_Records to use_
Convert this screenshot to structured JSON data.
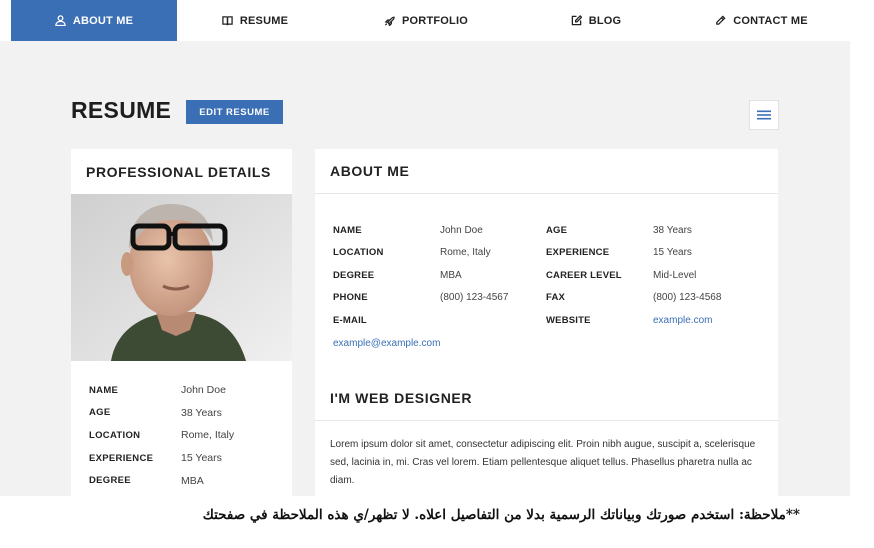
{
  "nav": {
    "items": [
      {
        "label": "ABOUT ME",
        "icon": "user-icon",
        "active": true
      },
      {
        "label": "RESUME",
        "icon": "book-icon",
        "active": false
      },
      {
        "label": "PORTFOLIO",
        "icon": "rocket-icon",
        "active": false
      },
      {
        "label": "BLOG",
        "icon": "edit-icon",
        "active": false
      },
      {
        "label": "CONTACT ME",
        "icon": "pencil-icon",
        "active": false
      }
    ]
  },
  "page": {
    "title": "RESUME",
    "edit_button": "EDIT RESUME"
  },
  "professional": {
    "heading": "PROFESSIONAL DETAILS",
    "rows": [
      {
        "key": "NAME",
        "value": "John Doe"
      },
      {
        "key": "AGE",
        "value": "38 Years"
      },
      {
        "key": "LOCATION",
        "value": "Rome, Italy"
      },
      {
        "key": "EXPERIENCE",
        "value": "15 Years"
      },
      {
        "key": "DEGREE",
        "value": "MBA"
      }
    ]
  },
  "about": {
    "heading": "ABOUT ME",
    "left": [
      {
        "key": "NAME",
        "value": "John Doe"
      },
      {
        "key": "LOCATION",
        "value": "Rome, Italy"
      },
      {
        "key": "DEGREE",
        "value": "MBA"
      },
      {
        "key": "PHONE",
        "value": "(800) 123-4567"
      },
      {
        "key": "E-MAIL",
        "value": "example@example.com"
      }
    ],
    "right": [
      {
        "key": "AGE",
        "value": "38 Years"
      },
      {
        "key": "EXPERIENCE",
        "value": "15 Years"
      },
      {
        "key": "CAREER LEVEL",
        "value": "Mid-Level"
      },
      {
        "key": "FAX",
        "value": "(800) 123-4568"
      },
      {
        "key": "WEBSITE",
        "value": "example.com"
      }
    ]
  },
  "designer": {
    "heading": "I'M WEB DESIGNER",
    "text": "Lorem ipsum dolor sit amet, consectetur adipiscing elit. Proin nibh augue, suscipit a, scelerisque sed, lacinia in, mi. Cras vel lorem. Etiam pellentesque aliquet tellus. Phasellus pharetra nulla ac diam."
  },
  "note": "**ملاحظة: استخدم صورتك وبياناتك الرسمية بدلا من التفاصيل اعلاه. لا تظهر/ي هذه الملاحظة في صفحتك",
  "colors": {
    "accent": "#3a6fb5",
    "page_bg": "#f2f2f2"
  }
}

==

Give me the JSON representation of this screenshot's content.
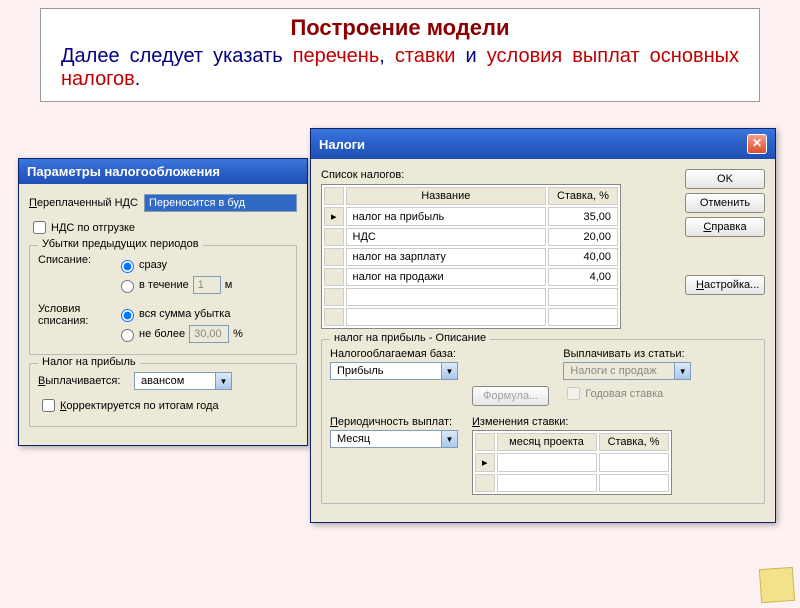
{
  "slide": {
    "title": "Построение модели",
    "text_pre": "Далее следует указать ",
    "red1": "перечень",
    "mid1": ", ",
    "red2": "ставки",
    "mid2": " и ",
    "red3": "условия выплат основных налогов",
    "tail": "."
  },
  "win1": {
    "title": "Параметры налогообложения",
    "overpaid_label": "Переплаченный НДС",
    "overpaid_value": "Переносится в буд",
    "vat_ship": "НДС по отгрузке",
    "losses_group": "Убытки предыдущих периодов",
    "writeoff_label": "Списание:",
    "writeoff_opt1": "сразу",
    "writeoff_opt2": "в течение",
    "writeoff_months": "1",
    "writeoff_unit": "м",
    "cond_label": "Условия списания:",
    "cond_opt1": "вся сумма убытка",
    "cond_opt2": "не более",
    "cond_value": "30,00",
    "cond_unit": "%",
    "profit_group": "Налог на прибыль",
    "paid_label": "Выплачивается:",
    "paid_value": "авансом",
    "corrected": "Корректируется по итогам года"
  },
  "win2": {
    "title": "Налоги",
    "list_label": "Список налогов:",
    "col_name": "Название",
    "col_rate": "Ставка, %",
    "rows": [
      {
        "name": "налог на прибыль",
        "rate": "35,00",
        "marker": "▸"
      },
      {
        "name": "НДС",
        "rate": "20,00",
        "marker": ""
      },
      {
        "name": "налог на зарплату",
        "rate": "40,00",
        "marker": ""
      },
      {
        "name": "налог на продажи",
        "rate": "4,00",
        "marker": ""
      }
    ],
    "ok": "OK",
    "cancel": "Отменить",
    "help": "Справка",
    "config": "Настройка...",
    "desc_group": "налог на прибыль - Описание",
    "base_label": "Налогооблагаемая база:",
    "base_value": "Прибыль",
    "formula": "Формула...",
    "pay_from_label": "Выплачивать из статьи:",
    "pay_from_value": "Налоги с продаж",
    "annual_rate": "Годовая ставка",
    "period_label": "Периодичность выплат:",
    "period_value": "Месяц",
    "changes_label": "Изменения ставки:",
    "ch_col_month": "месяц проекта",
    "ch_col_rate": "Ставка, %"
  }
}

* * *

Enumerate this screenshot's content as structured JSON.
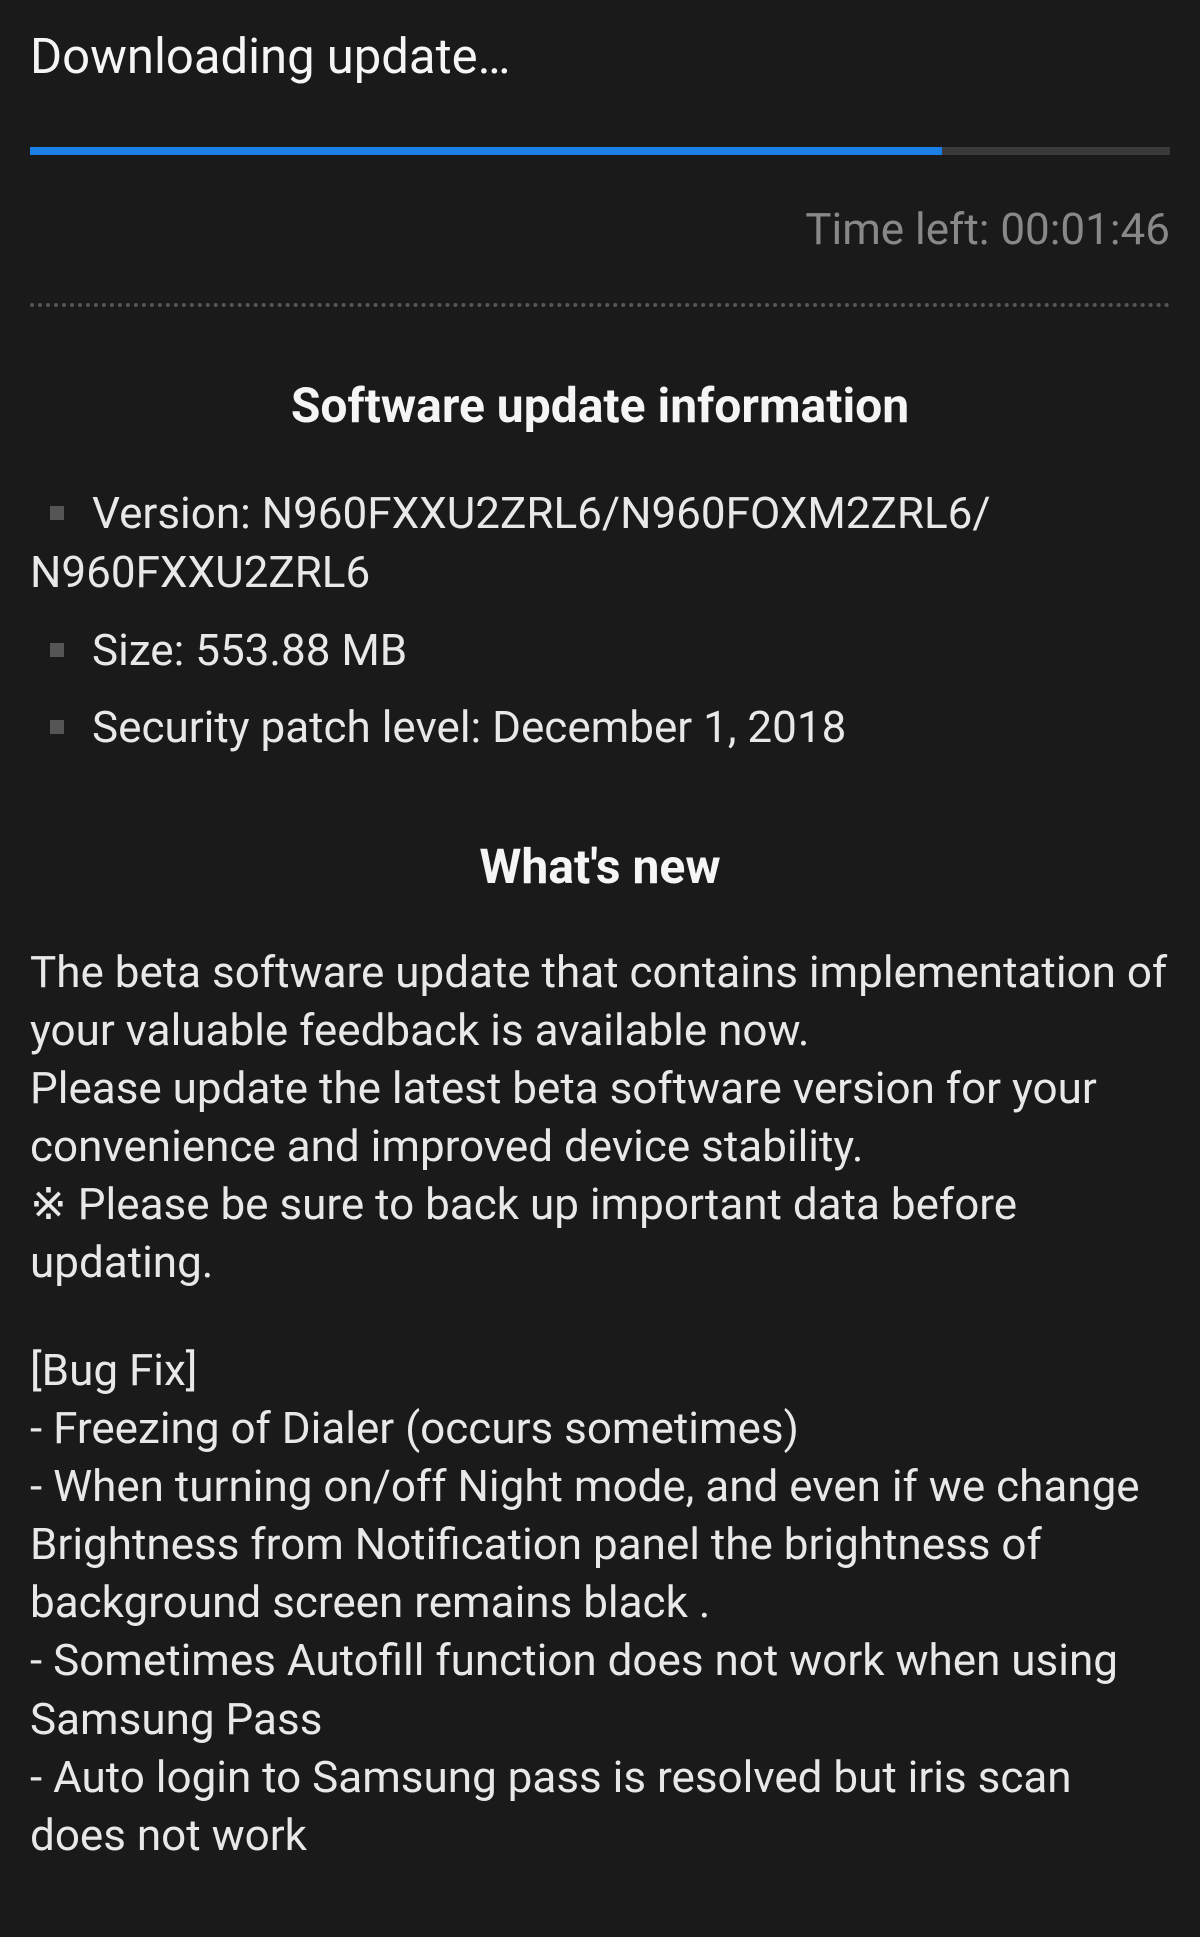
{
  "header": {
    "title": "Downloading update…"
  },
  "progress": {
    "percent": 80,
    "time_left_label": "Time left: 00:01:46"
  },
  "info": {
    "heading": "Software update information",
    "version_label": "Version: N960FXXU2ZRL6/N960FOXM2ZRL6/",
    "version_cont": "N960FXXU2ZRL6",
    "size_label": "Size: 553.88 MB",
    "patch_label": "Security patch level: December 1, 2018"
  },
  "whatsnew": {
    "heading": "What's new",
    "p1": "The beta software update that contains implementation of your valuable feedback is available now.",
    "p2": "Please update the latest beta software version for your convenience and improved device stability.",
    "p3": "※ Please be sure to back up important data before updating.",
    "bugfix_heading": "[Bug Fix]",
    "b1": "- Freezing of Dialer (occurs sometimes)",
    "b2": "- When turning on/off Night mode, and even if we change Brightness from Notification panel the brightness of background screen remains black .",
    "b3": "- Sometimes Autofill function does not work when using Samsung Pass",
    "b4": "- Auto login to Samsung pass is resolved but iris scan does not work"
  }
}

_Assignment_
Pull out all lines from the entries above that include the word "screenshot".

_Answer section_
Convert this screenshot to structured JSON data.
Give me the JSON representation of this screenshot's content.
Enumerate this screenshot's content as structured JSON.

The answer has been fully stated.